Required work | In the entries below, find the lines with the word "false" and copy them.

#### Given records

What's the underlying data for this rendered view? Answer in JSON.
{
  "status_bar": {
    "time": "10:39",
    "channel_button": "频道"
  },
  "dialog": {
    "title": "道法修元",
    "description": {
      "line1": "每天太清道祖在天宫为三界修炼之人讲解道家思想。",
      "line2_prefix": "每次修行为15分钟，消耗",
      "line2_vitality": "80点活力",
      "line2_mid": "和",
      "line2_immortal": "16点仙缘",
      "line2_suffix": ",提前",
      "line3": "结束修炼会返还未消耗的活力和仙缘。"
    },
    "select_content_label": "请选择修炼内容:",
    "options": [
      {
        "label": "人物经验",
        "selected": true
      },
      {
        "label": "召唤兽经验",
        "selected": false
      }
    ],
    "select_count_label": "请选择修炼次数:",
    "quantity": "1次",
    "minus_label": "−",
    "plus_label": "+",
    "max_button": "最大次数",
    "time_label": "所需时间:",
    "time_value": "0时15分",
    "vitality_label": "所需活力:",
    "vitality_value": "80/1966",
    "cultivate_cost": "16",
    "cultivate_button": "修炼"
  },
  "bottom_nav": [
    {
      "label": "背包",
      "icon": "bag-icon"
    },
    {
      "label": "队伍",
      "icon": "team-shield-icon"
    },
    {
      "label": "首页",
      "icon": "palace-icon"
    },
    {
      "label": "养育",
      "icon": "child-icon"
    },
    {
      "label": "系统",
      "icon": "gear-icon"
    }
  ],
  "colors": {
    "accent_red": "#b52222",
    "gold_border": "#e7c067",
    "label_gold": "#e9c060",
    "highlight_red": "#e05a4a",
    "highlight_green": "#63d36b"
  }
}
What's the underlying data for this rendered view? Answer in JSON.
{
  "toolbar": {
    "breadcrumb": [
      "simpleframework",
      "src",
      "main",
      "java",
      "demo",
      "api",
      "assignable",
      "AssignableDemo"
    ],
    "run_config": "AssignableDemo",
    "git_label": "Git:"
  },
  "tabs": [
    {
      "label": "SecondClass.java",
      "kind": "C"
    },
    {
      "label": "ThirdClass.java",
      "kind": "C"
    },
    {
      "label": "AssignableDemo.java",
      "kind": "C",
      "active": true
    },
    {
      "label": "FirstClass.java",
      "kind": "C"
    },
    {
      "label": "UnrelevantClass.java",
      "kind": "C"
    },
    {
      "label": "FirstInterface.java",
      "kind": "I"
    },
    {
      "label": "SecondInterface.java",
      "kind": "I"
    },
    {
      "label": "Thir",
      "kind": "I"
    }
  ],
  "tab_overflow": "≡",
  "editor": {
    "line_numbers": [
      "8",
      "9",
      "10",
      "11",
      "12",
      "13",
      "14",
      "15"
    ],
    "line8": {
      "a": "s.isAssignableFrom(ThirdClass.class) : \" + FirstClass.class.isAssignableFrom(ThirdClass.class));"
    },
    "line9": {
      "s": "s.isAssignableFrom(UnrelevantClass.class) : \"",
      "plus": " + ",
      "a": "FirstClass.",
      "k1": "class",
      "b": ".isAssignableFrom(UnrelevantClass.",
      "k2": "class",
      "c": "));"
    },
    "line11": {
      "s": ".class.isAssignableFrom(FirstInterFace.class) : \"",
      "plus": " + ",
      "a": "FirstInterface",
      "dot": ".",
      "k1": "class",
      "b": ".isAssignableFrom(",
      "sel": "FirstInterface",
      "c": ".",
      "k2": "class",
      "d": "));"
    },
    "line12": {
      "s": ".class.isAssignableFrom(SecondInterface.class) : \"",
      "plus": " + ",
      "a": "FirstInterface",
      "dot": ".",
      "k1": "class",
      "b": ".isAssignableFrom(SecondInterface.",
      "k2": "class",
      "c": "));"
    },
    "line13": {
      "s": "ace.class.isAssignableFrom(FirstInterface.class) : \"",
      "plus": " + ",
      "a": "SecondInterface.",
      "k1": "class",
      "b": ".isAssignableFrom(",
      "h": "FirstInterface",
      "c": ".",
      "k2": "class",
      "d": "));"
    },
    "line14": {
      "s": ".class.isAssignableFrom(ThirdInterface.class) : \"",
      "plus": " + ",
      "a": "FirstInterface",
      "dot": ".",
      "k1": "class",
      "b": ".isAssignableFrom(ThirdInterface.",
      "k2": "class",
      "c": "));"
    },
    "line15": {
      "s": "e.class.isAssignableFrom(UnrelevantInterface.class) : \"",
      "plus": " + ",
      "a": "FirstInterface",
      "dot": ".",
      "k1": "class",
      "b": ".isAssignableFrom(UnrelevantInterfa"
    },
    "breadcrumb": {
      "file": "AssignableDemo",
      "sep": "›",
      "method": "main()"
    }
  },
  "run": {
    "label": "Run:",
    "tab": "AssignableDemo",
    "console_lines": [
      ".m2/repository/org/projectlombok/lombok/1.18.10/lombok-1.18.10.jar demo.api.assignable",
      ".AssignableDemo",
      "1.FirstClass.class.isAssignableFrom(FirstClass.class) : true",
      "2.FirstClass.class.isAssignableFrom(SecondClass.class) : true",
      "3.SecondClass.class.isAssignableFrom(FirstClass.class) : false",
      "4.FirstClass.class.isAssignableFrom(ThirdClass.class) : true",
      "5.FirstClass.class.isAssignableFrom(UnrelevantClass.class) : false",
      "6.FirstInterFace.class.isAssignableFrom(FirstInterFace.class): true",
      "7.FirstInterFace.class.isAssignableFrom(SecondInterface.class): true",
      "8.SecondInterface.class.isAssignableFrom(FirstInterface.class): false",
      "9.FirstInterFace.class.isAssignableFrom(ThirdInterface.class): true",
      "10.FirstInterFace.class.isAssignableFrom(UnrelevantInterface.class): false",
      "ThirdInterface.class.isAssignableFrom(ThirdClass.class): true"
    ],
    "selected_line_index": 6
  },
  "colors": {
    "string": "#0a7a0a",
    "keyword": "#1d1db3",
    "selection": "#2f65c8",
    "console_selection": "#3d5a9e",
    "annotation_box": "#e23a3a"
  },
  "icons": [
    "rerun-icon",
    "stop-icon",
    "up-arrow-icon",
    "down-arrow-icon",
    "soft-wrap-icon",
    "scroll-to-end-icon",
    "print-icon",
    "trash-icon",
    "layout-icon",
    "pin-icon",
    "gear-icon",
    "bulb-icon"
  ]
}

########

Task output |
        "selected": false
      "3.SecondClass.class.isAssignableFrom(FirstClass.class) : false",
      "5.FirstClass.class.isAssignableFrom(UnrelevantClass.class) : false",
      "8.SecondInterface.class.isAssignableFrom(FirstInterface.class): false",
      "10.FirstInterFace.class.isAssignableFrom(UnrelevantInterface.class): false",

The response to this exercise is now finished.